Task requirements>
Every line of the material must come back exactly as given.

Data extract>
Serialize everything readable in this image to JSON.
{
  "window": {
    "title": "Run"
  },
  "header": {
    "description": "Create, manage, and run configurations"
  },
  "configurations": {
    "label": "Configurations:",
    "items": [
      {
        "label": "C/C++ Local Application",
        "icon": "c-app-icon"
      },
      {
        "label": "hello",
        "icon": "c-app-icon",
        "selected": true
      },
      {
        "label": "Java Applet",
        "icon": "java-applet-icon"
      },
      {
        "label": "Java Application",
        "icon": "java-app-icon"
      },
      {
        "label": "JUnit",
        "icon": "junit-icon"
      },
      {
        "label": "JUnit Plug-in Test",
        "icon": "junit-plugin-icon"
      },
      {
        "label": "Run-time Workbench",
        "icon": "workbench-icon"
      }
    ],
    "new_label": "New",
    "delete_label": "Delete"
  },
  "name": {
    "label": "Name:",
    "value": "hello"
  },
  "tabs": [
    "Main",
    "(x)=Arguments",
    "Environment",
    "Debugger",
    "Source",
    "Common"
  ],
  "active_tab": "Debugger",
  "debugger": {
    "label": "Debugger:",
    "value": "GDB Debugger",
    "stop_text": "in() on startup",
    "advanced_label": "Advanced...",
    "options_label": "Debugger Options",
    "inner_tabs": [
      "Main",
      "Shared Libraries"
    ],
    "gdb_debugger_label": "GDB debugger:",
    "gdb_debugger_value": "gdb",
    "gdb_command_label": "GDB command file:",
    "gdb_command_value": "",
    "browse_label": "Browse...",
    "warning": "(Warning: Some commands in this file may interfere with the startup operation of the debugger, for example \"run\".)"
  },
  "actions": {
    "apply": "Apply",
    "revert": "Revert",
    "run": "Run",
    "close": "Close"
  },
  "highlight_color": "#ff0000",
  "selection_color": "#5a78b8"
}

Written reply>
Serialize everything readable in this image to JSON.
{
  "window": {
    "title": "Run"
  },
  "header": {
    "description": "Create, manage, and run configurations"
  },
  "configurations": {
    "label": "Configurations:",
    "items": [
      {
        "label": "C/C++ Local Application",
        "icon": "c-app-icon"
      },
      {
        "label": "hello",
        "icon": "c-app-icon",
        "selected": true
      },
      {
        "label": "Java Applet",
        "icon": "java-applet-icon"
      },
      {
        "label": "Java Application",
        "icon": "java-app-icon"
      },
      {
        "label": "JUnit",
        "icon": "junit-icon"
      },
      {
        "label": "JUnit Plug-in Test",
        "icon": "junit-plugin-icon"
      },
      {
        "label": "Run-time Workbench",
        "icon": "workbench-icon"
      }
    ],
    "new_label": "New",
    "delete_label": "Delete"
  },
  "name": {
    "label": "Name:",
    "value": "hello"
  },
  "tabs": [
    "Main",
    "(x)=Arguments",
    "Environment",
    "Debugger",
    "Source",
    "Common"
  ],
  "active_tab": "Debugger",
  "debugger": {
    "label": "Debugger:",
    "value": "GDB Debugger",
    "stop_text": "in() on startup",
    "advanced_label": "Advanced...",
    "options_label": "Debugger Options",
    "inner_tabs": [
      "Main",
      "Shared Libraries"
    ],
    "gdb_debugger_label": "GDB debugger:",
    "gdb_debugger_value": "gdb",
    "gdb_command_label": "GDB command file:",
    "gdb_command_value": "",
    "browse_label": "Browse...",
    "warning": "(Warning: Some commands in this file may interfere with the startup operation of the debugger, for example \"run\".)"
  },
  "actions": {
    "apply": "Apply",
    "revert": "Revert",
    "run": "Run",
    "close": "Close"
  },
  "highlight_color": "#ff0000",
  "selection_color": "#5a78b8"
}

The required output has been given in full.